To be clear, I wrote this post, so I’m alive and well as of the publish date. I haven’t developed patterns of laziness, substance abuse, or isolation-induced depression. Maybe it’s because I devoted my 30’s to therapy and personal development. Or maybe it’s that I didn’t have an expectation that retiring early would solve all my problems or save me from a job I hated (actually, I loved my job). Or maybe it’s because I hadn’t dreamed of a retirement life that was completely different than the one I led while working (moving to a farm, off the grid, traveling the world, etc…) that turned out different in reality.
The truth is that we live the same life we did before we retired. It’s just slower and simpler. As a result, I’m in better health because I have the time and energy to run 5 days a week, shop for healthy food, enjoy time with friends, stimulate my brain, and cook from scratch at home on a regular basis.
I don’t believe that early retirement either solves problems that already exist or creates new problems out of nowhere. Instead, it feels like freedom provides the time and space for whatever already exists to expand. Whether that’s healthy or unhealthy habits, positive or negative mindsets, or the intrinsic or extrinsic nature of our motivation. Whatever is there has the space to grow when 40 hours of work are removed from your week.
Myth #5: Life Will Be A Breeze Once You Retire. There’s No More Stress And You’ll Live A Blissful Life of Leisure
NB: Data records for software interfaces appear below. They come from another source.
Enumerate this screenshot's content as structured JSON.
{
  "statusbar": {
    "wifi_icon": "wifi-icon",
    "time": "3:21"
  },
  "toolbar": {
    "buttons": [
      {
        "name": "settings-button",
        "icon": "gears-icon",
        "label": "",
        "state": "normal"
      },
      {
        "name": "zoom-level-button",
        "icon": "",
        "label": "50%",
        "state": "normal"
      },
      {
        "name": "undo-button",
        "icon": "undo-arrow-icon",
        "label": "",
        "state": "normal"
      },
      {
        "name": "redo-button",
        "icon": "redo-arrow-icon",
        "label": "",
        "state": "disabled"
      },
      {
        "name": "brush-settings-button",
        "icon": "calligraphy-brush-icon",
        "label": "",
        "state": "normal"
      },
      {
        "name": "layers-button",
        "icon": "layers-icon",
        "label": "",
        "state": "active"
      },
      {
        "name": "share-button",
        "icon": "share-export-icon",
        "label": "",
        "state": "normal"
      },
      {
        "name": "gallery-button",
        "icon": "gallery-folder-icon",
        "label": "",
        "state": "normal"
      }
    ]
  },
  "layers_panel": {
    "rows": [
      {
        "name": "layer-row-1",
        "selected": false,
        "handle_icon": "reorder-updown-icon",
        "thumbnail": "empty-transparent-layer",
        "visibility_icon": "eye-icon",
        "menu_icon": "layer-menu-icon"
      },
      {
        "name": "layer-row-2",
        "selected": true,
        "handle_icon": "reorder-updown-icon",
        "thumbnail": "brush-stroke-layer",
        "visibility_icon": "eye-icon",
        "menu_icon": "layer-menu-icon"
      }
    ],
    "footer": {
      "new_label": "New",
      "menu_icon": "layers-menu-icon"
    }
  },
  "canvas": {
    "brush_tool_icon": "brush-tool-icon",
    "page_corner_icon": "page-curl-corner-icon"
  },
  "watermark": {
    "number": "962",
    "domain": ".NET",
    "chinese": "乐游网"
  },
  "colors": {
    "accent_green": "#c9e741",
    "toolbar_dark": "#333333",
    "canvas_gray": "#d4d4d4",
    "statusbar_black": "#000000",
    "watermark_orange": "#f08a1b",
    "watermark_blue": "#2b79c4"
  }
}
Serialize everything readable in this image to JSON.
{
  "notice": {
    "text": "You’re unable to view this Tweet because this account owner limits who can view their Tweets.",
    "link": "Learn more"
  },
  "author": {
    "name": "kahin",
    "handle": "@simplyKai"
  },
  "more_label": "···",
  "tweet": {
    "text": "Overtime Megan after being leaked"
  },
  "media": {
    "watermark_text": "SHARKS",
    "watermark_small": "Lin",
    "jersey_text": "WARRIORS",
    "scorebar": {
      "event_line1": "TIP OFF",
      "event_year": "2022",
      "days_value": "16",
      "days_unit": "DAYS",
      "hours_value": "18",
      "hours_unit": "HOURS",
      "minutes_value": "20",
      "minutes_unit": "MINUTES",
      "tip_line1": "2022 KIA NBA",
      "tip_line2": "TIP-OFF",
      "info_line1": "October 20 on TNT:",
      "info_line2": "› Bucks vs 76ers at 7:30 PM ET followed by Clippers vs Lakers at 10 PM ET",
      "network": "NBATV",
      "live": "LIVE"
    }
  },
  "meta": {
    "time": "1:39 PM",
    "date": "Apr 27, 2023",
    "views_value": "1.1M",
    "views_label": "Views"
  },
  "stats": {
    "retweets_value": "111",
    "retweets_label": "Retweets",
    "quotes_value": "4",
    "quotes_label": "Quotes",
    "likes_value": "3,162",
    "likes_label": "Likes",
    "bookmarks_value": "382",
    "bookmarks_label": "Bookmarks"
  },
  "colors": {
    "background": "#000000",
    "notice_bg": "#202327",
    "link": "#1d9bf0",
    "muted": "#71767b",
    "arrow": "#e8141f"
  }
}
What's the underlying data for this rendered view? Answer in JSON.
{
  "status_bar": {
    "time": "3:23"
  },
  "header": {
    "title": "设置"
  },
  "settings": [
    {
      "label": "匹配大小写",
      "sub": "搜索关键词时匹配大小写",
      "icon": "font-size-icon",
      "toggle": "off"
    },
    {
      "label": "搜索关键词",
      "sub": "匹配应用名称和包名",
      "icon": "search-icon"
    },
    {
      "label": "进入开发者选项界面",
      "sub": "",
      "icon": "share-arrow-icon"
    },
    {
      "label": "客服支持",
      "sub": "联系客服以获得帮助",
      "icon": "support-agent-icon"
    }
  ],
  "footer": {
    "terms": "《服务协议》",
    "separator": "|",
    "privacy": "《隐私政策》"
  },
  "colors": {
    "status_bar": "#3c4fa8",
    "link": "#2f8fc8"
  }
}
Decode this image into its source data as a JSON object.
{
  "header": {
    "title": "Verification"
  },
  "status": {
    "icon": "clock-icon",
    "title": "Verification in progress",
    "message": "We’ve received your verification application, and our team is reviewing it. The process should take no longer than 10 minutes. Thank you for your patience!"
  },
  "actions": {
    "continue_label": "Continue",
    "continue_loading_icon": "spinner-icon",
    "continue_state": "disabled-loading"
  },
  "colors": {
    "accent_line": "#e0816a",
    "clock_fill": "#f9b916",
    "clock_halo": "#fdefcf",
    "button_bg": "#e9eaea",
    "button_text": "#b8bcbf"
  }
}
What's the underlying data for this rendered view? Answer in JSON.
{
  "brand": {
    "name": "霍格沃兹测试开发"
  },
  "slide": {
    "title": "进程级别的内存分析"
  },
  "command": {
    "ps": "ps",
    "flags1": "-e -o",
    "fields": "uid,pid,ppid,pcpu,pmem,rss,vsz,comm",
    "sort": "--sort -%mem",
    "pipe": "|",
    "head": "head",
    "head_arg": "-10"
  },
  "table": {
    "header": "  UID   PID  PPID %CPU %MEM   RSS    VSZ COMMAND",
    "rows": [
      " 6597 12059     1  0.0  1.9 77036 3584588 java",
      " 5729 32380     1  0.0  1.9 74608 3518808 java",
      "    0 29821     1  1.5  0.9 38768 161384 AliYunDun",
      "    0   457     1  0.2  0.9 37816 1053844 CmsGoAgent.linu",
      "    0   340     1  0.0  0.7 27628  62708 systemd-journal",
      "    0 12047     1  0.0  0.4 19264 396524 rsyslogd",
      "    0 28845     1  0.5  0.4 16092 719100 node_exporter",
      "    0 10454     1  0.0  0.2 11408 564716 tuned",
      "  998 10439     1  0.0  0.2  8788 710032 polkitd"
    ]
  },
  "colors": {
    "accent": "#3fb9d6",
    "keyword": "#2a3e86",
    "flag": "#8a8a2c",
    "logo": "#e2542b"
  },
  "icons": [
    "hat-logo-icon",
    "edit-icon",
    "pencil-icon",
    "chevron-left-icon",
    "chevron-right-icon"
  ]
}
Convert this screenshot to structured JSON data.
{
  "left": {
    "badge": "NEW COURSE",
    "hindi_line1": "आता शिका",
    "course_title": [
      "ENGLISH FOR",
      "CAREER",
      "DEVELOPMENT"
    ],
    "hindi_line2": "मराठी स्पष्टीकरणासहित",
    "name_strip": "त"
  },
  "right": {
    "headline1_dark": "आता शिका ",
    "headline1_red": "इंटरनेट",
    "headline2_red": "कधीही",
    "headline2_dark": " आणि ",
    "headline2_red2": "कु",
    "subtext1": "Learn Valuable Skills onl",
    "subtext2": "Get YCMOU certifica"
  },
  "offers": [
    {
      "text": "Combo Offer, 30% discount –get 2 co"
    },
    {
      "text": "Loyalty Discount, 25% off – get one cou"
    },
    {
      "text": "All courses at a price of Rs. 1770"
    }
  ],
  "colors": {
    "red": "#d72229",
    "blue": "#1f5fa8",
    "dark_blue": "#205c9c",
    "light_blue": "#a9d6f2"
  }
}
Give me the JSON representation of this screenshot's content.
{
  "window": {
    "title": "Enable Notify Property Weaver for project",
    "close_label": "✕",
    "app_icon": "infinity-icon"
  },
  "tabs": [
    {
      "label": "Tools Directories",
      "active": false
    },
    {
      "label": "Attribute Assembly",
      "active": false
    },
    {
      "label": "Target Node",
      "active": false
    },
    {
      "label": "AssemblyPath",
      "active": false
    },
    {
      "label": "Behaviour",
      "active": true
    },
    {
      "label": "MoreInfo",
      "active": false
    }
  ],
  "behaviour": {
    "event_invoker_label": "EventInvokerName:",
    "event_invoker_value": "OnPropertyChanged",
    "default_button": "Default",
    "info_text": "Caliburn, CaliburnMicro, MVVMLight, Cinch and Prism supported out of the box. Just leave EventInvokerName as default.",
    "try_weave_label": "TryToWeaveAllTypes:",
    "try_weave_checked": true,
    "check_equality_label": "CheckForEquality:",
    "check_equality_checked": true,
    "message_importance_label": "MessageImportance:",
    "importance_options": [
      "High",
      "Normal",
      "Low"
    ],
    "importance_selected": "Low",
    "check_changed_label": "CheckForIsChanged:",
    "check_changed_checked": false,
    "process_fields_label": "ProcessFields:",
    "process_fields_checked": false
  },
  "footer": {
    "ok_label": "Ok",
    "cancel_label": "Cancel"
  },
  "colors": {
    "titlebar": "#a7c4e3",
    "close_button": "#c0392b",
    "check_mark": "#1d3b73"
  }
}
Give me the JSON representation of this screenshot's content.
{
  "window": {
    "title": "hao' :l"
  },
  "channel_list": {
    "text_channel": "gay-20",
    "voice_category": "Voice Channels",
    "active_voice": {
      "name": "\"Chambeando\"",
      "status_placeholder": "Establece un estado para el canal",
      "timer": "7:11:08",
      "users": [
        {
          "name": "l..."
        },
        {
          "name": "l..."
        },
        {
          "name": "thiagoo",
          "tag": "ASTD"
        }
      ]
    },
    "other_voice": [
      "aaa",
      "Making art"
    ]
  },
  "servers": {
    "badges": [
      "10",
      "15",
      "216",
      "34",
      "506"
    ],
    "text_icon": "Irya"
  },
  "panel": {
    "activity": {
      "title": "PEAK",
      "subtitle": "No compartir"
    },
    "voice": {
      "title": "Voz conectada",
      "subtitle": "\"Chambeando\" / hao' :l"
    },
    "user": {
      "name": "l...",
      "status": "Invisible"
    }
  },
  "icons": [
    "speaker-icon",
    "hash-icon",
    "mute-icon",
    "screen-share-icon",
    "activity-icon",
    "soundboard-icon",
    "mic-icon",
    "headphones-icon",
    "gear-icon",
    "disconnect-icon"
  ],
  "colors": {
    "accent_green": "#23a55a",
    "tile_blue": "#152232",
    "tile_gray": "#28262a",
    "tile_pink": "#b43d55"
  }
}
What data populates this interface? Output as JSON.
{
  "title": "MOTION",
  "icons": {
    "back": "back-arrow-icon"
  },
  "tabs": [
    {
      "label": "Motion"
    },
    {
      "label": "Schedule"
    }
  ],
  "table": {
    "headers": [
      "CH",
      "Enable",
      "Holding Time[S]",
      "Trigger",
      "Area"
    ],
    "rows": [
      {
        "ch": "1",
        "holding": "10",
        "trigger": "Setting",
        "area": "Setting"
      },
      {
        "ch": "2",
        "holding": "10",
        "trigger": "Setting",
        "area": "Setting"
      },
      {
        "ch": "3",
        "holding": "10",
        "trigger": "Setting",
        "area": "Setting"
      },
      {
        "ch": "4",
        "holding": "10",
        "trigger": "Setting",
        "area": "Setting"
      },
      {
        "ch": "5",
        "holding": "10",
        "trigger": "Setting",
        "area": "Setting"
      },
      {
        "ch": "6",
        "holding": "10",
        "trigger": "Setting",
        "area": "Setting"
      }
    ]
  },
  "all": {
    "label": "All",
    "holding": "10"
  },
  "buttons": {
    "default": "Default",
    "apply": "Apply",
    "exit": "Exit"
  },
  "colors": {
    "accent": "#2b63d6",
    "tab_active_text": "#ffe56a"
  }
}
While most of the responses and advice I got about early retirement were negative, I must admit that there’s one more myth that is qualitatively different. I’m heard this response mostly from people who are in their 20’s and 30’s, haven’t saved a dime for retirement, hate their current job, and are dreaming of their future. They say things like “you’re so lucky” because they imagine I’m living a life of carefree bliss, sitting on a beach, sipping margaritas.
Guess what? This not only isn’t my reality, I will go a step further to say that retirement is hard work!
It’s not that I imagined spending the rest of my life on a beach, but I believed that a transition into retirement would be far easier than previous transitions in my life (such as shifting from graduate student to professor in my 20’s, or from tenured-professor to entrepreneur in my 30’s).
But fo me, the transition from employment to retirement has been a challenging one that has required significant work. Specifically, it’s required:
- Replacing my professional identity (CEO) with a new identity (Mentor)
- Developing a healthier lifestyle (in terms of food, exercise, eliminating negative coping mechanisms to stress) and developing active leisure activities (instead of passive leisure activities)
- Replacing the social relationships that were tied to my job
- Creating structured opportunities for intellectual engagement and ongoing learning
- Evolving my relationship with a spouse who retired at the same time
- Engaging in self-reflection and experimentation to discover a new sense of meaning and purpose.
- Unplugging from the achievement-machine to construct a new definition of success.
For many people, the challenge of early retirement is imagining everything will be awesome once they are free from a job (especially one they dislike). But transitioning from paid employment to retirement is work that requires taking risks, experimenting with new activities and relationships, getting outside of your comfort zone, making mistakes, failing frequently, and continually asking (and answering) hard questions. Too often, people don’t realize there’s work involved in a successful transition. And even when they do, it’s too often invisible labor, carried out in isolation without any community, support or accountability.
At the end of our first year of retirement, I can say that it’s not perfect (and neither are we) but so far, the freedom is far better than we ever could have imagined.
Did I miss any other myths about early retirement? If so, let me know in the comments section below